Schwarzenegger, Palm Springs tribe reach casino deal

Gov. Arnold Schwarzenegger and one of the state’s richest Indian tribes are expected to announce a deal Tuesday that would send nearly USD 2 billion in casino earnings over the next two decades to the state’s general fund, much the way taxes are collected on other industries.

In exchange for giving up a previous deal that did not require the tribe to feed California’s coffers, the Agua Caliente Band of Cahuilla Indians would be allowed to increase from 2,000 to 5,000 the number of slot machines it operates, as well as open a third Palm Springs-area casino.

The tribe would pay the state 15 percent of its net earnings from the new machines and an increased share of revenue from its existing slots, said the Agua Caliente’s press secretary, Nancy Conrad.

„This is a deal that the tribe is very happy with, that all sides will be very happy with,“ she said. „Look at how much is paid out in business tax by others — it’s about 8.3 percent. This is well above that. The tribe is paying more than its fair share.“

A deal with the Agua Caliente tribe could allow Schwarzenegger to pacify another deep-pocketed political enemy in advance of his November re-election bid.

The tribe spent nearly $ 14 million two years ago supporting a proposition that Schwarzenegger opposed — a ballot initiative that would have allowed unlimited gambling for the next century on the tribe’s land. Schwarzenegger has maintained since his campaign during the 2003 recall election that the state’s tribes should pay their „fair share“ in taxes.

In recent months, Schwarzenegger has struck deals with the state teachers union and others who opposed his special-election efforts last year.

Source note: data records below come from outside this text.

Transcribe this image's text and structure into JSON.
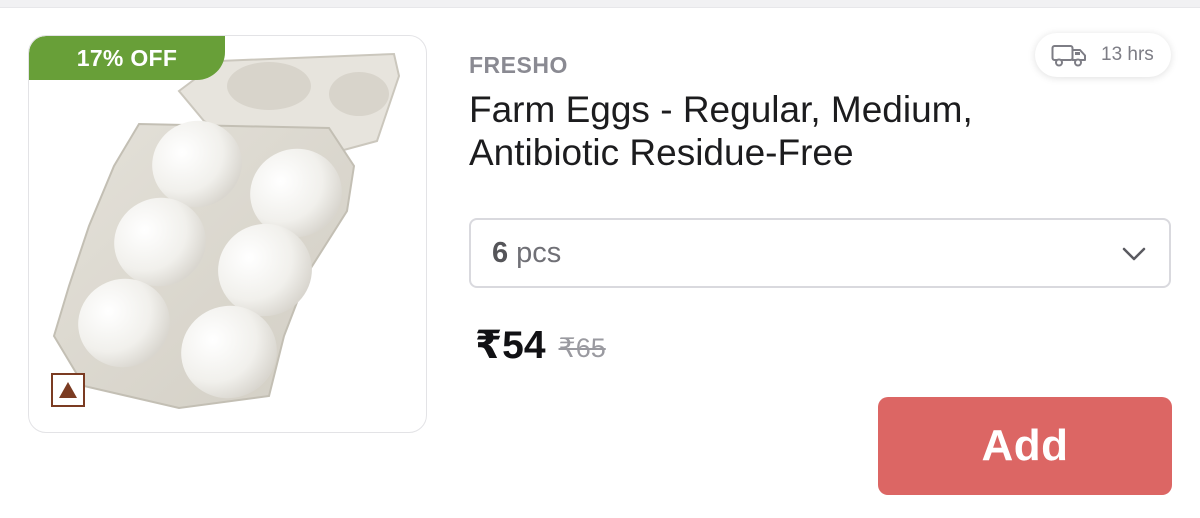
{
  "product": {
    "discount_badge": "17% OFF",
    "brand": "FRESHO",
    "title": "Farm Eggs - Regular, Medium, Antibiotic Residue-Free",
    "delivery_time": "13 hrs",
    "pack": {
      "quantity": "6",
      "unit": "pcs"
    },
    "price": "₹54",
    "mrp": "₹65",
    "add_label": "Add"
  },
  "icons": {
    "delivery": "truck-icon",
    "dropdown": "chevron-down-icon",
    "food_type": "non-veg-triangle-icon"
  },
  "colors": {
    "discount_badge": "#689f38",
    "add_button": "#dc6664",
    "non_veg_mark": "#7b3b22"
  }
}
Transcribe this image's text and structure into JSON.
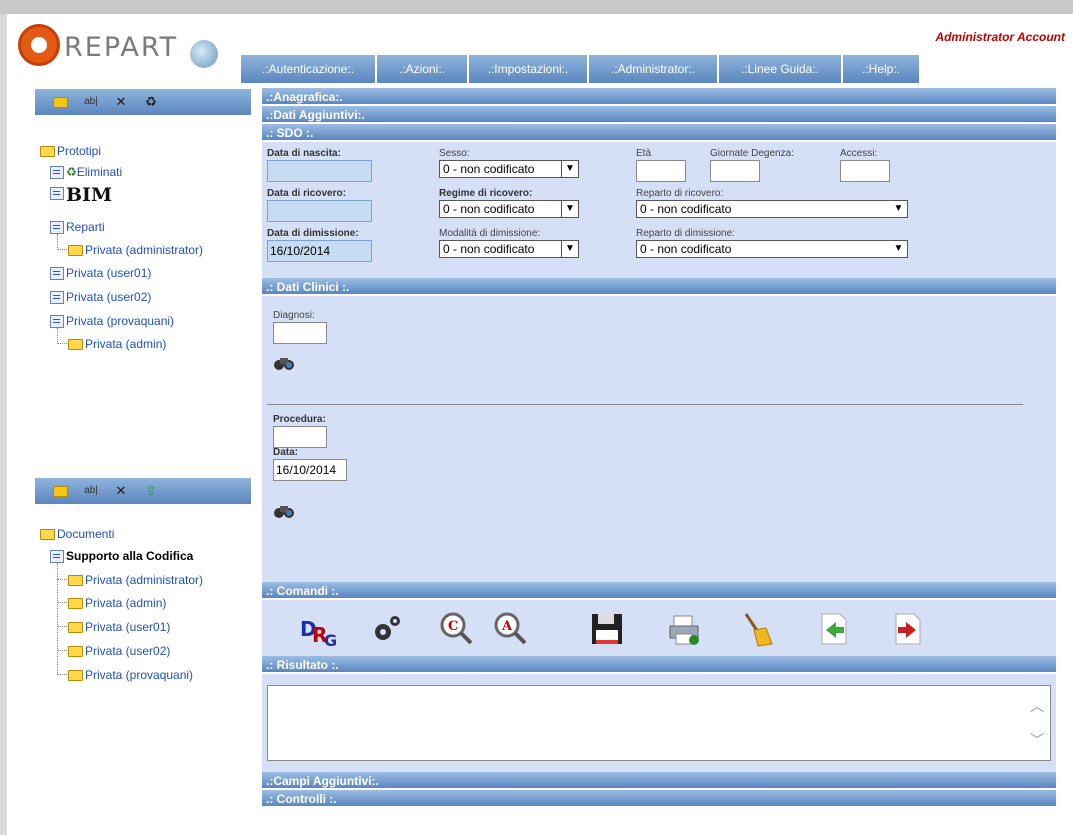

The framework of the Agua Caliente compact likely represents the best deal both sides could have hoped for, said I. Nelson Rose, a law professor at Whittier College of Law and a nationally recognized expert on gambling.

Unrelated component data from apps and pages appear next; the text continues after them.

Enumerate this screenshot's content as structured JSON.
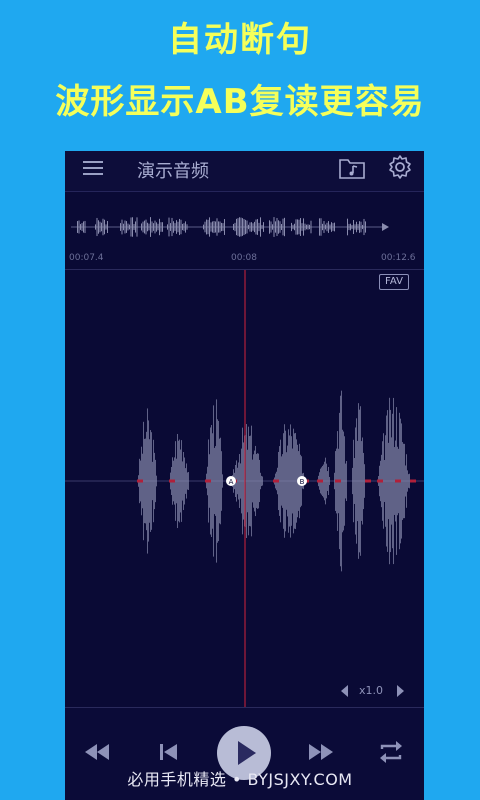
{
  "promo": {
    "line1": "自动断句",
    "line2": "波形显示AB复读更容易"
  },
  "app": {
    "title": "演示音频",
    "icons": [
      "menu-icon",
      "music-folder-icon",
      "gear-icon"
    ]
  },
  "overview": {
    "times": [
      "00:07.4",
      "00:08",
      "00:12.6"
    ]
  },
  "waveform": {
    "fav_label": "FAV",
    "marker_a": "A",
    "marker_b": "B"
  },
  "speed": {
    "value": "x1.0"
  },
  "controls": {
    "icons": [
      "rewind-icon",
      "previous-icon",
      "play-icon",
      "fast-forward-icon",
      "repeat-icon"
    ]
  },
  "watermark": {
    "text": "必用手机精选 • BYJSJXY.COM"
  },
  "colors": {
    "background": "#1fa8f0",
    "promo_text": "#f5ff5a",
    "app_bg": "#0a0a35",
    "wave": "#8a8cae",
    "playhead": "#b0203a"
  }
}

„The tribes didn’t have to negotiate; their compacts were rock solid,“ Rose said, referring to compacts the state’s tribes signed with former Gov. Gray Davis.

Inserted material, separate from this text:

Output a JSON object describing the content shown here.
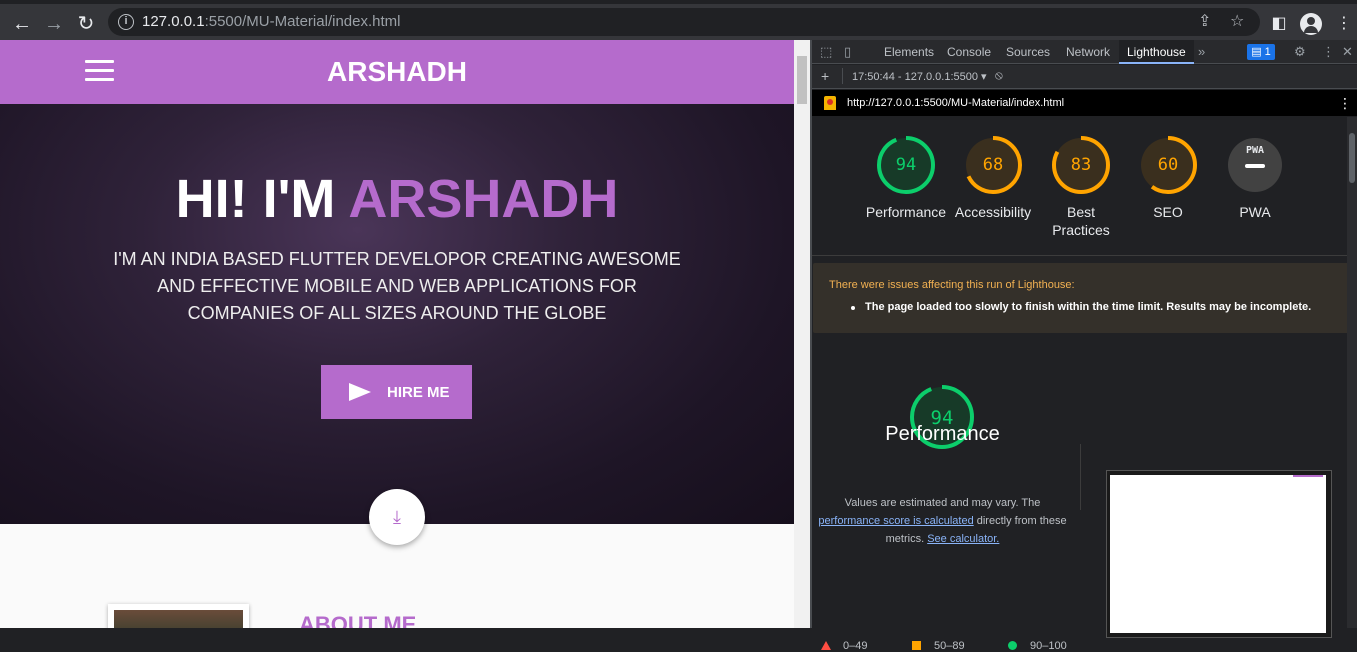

Those agreements allowed each one to have up to 2,000 slots and only required them to pay a small amount to two state funds — one to help cover local costs such as law enforcement around the casinos and the other to support tribes that did not have casinos.

Under the re-negotiated compact, Agua Caliente will continue to pay into the fund to help other tribes but will not pay into the fund for local governments. The tribe will be responsible for negotiating directly with neighboring communities to offset the cost of needed police patrols, traffic improvements and other infrastructure projects.

„Schwarzenegger probably got the best deal he could unless he was going to stand tough and tell them they weren’t going to get anything,“ Rose said.

The incentive for the Agua Caliente tribe was the opportunity to install more slot machines.

An administration official who asked not to be identified because the compact had not yet been signed said the Agua Caliente compact would last until 2030 and bring in as much as USD 1.8 billion to the state.

Annually, the tribe would be required to increase its payments to the state from USD 11.9 million to USD 23.4 million on its existing 2,000 slots. The tribe also would pay the state 15 percent of net earnings, or up to USD 58.5 million, annually from the new slots. Combined, the yearly payments to the state’s general fund could total USD 81.9 million.

The official said the deal also could make it harder for casino workers to unionize.

In general, the administration official said the deal achieved the governor’s three goals: maximizing the monetary benefit to the state; ensuring protections to local governments, including environmental concerns regarding new casino construction; and giving workers more protections, including in workers compensation claims.

If signed, the deal would have to be approved by a majority in the state Legislature, which has held up the past four compacts Schwarzenegger’s office has negotiated. At least one of those could be passed before the end of the legislative session later this month.

Rose said that if the Legislature agrees, the new compact could prompt other tribes seeking expansion of casinos in urban areas to re-negotiate with the state. Smaller tribes that couldn’t support larger casinos probably would opt to continue operating under the deals signed with Davis, he said.

Despite the new profits for the state, Rose noted the tribes still make out better in California than almost anywhere else. In Connecticut, for example, two large casinos pay almost $ 400 million annually to the state.

„It would be spread out over three casinos, but 5,000 slots would dwarf the largest Las Vegas casino. MGM Grand has about 3,000,“ Rose said. „The tribe’s got to feel good.“